#### Information provided ####

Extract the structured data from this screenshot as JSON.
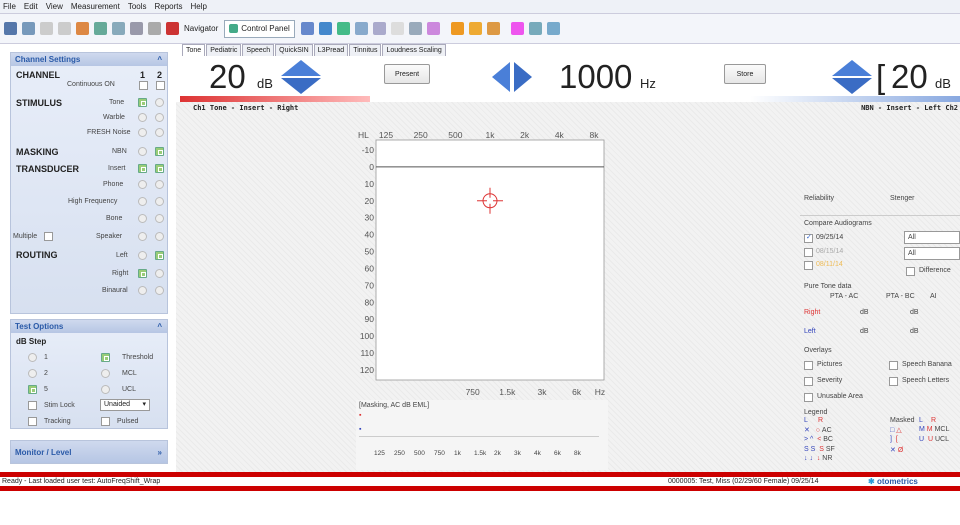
{
  "menu": [
    "File",
    "Edit",
    "View",
    "Measurement",
    "Tools",
    "Reports",
    "Help"
  ],
  "toolbar": {
    "navigator_label": "Navigator",
    "control_panel_label": "Control Panel"
  },
  "tabs": [
    "Tone",
    "Pediatric",
    "Speech",
    "QuickSIN",
    "L3Pread",
    "Tinnitus",
    "Loudness Scaling"
  ],
  "channel_settings": {
    "title": "Channel Settings",
    "channel_label": "CHANNEL",
    "ch1": "1",
    "ch2": "2",
    "continuous_on": "Continuous ON",
    "stimulus_label": "STIMULUS",
    "tone": "Tone",
    "warble": "Warble",
    "fresh_noise": "FRESH Noise",
    "masking_label": "MASKING",
    "nbn": "NBN",
    "transducer_label": "TRANSDUCER",
    "insert": "Insert",
    "phone": "Phone",
    "high_frequency": "High Frequency",
    "bone": "Bone",
    "multiple": "Multiple",
    "speaker": "Speaker",
    "routing_label": "ROUTING",
    "left": "Left",
    "right": "Right",
    "binaural": "Binaural"
  },
  "test_options": {
    "title": "Test Options",
    "db_step_label": "dB Step",
    "step1": "1",
    "step2": "2",
    "step5": "5",
    "threshold": "Threshold",
    "mcl": "MCL",
    "ucl": "UCL",
    "stim_lock": "Stim Lock",
    "aided_value": "Unaided",
    "tracking": "Tracking",
    "pulsed": "Pulsed"
  },
  "monitor": {
    "title": "Monitor / Level"
  },
  "controls": {
    "left_level": "20",
    "left_unit": "dB",
    "present_label": "Present",
    "frequency": "1000",
    "frequency_unit": "Hz",
    "store_label": "Store",
    "right_level": "20",
    "right_unit": "dB",
    "ch1_info": "Ch1 Tone - Insert - Right",
    "ch2_info": "NBN - Insert - Left Ch2"
  },
  "audiogram": {
    "hl_label": "HL",
    "top_freqs": [
      "125",
      "250",
      "500",
      "1k",
      "2k",
      "4k",
      "8k"
    ],
    "bottom_freqs": [
      "750",
      "1.5k",
      "3k",
      "6k"
    ],
    "hz_label": "Hz",
    "levels": [
      "-10",
      "0",
      "10",
      "20",
      "30",
      "40",
      "50",
      "60",
      "70",
      "80",
      "90",
      "100",
      "110",
      "120"
    ]
  },
  "chart_data": {
    "type": "scatter",
    "xlabel": "Hz",
    "ylabel": "HL",
    "ylim": [
      -10,
      120
    ],
    "x_ticks": [
      "125",
      "250",
      "500",
      "1k",
      "2k",
      "4k",
      "8k"
    ],
    "series": [
      {
        "name": "",
        "points": [
          {
            "x": "1k",
            "y": 20
          }
        ],
        "color": "#d33"
      }
    ]
  },
  "masking_panel": {
    "title": "[Masking, AC dB EML]",
    "freqs": [
      "125",
      "250",
      "500",
      "750",
      "1k",
      "1.5k",
      "2k",
      "3k",
      "4k",
      "6k",
      "8k"
    ]
  },
  "right_panel": {
    "reliability": "Reliability",
    "stenger": "Stenger",
    "compare_title": "Compare Audiograms",
    "date1": "09/25/14",
    "date2": "08/15/14",
    "date3": "08/11/14",
    "all1": "All",
    "all2": "All",
    "difference": "Difference",
    "pure_tone_title": "Pure Tone data",
    "pta_ac": "PTA - AC",
    "pta_bc": "PTA - BC",
    "ai": "AI",
    "right": "Right",
    "left": "Left",
    "db": "dB",
    "overlays": "Overlays",
    "pictures": "Pictures",
    "speech_banana": "Speech Banana",
    "severity": "Severity",
    "speech_letters": "Speech Letters",
    "unusable_area": "Unusable Area",
    "legend": "Legend",
    "masked": "Masked",
    "legend_l": "L",
    "legend_r": "R",
    "ac": "AC",
    "bc": "BC",
    "sf": "SF",
    "nr": "NR",
    "mcl": "MCL",
    "ucl": "UCL"
  },
  "status": {
    "left_text": "Ready - Last loaded user test: AutoFreqShift_Wrap",
    "right_text": "0000005: Test, Miss (02/29/60 Female) 09/25/14",
    "brand": "otometrics"
  },
  "colors": {
    "accent": "#2a5aa8",
    "red": "#d33",
    "blue": "#34b",
    "status_bar": "#c00"
  }
}
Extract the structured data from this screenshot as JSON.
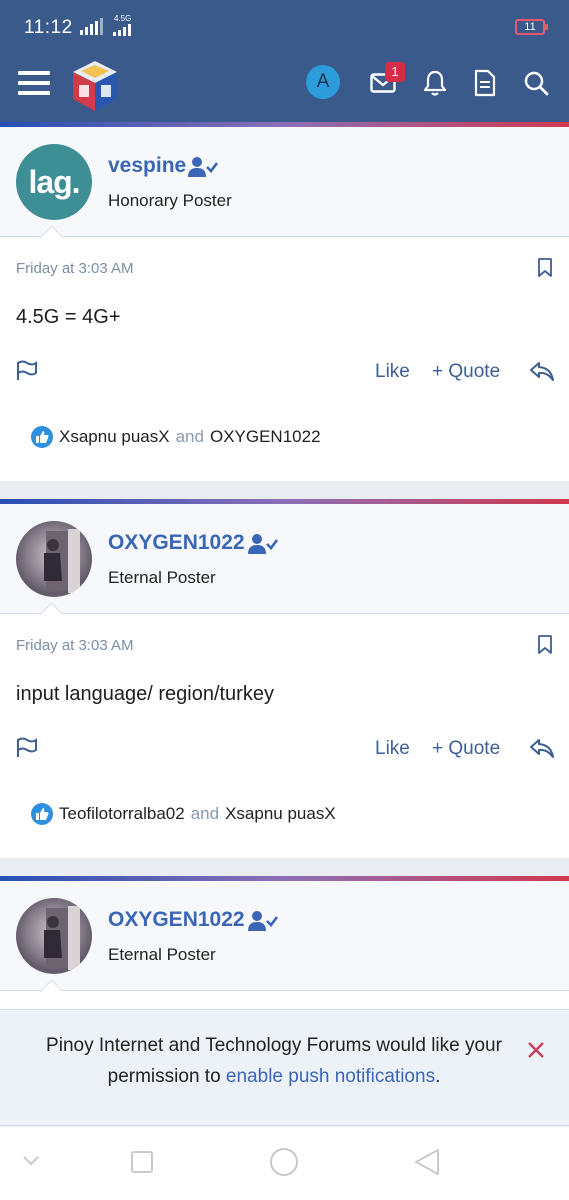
{
  "status_bar": {
    "time": "11:12",
    "network_label": "4.5G",
    "battery": "11"
  },
  "header": {
    "menu_icon": "hamburger-icon",
    "logo_icon": "forum-logo-cube",
    "account_initial": "A",
    "inbox_badge": "1",
    "icons": [
      "envelope-icon",
      "bell-icon",
      "document-icon",
      "search-icon"
    ]
  },
  "posts": [
    {
      "username": "vespine",
      "role": "Honorary Poster",
      "avatar_text": "lag.",
      "date": "Friday at 3:03 AM",
      "content": "4.5G = 4G+",
      "like_label": "Like",
      "quote_label": "+ Quote",
      "reactions": {
        "user1": "Xsapnu puasX",
        "joiner": "and",
        "user2": "OXYGEN1022"
      }
    },
    {
      "username": "OXYGEN1022",
      "role": "Eternal Poster",
      "date": "Friday at 3:03 AM",
      "content": "input language/ region/turkey",
      "like_label": "Like",
      "quote_label": "+ Quote",
      "reactions": {
        "user1": "Teofilotorralba02",
        "joiner": "and",
        "user2": "Xsapnu puasX"
      }
    },
    {
      "username": "OXYGEN1022",
      "role": "Eternal Poster"
    }
  ],
  "push_notice": {
    "text_before": "Pinoy Internet and Technology Forums would like your permission to ",
    "link_text": "enable push notifications",
    "text_after": "."
  },
  "colors": {
    "header_bg": "#3b5a8c",
    "username": "#3b66b5",
    "link": "#3b66b5",
    "like_blue": "#2d8fe0",
    "badge_red": "#d62b49",
    "stripe_left": "#2750b4",
    "stripe_right": "#d1394f"
  }
}
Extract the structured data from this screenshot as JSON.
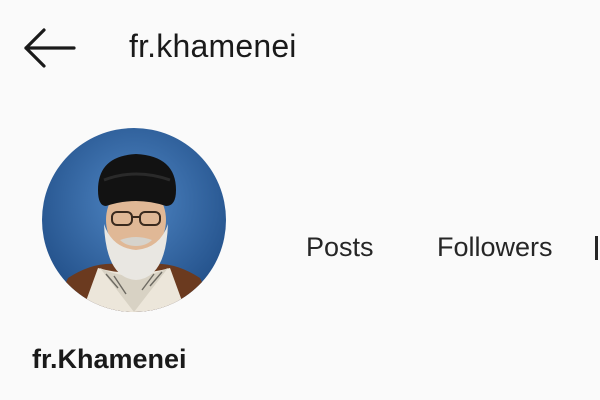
{
  "header": {
    "back_icon": "arrow-left-icon",
    "username": "fr.khamenei"
  },
  "profile": {
    "avatar_icon": "profile-photo",
    "display_name": "fr.Khamenei"
  },
  "stats": {
    "posts_label": "Posts",
    "followers_label": "Followers"
  },
  "colors": {
    "background": "#fafafa",
    "text": "#262626",
    "avatar_background": "#2b5f9e"
  }
}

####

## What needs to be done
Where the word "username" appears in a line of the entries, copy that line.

## Answer for this exercise
      "username": "vespine",
      "username": "OXYGEN1022",
      "username": "OXYGEN1022",
    "username": "#3b66b5",
    "username": "fr.khamenei"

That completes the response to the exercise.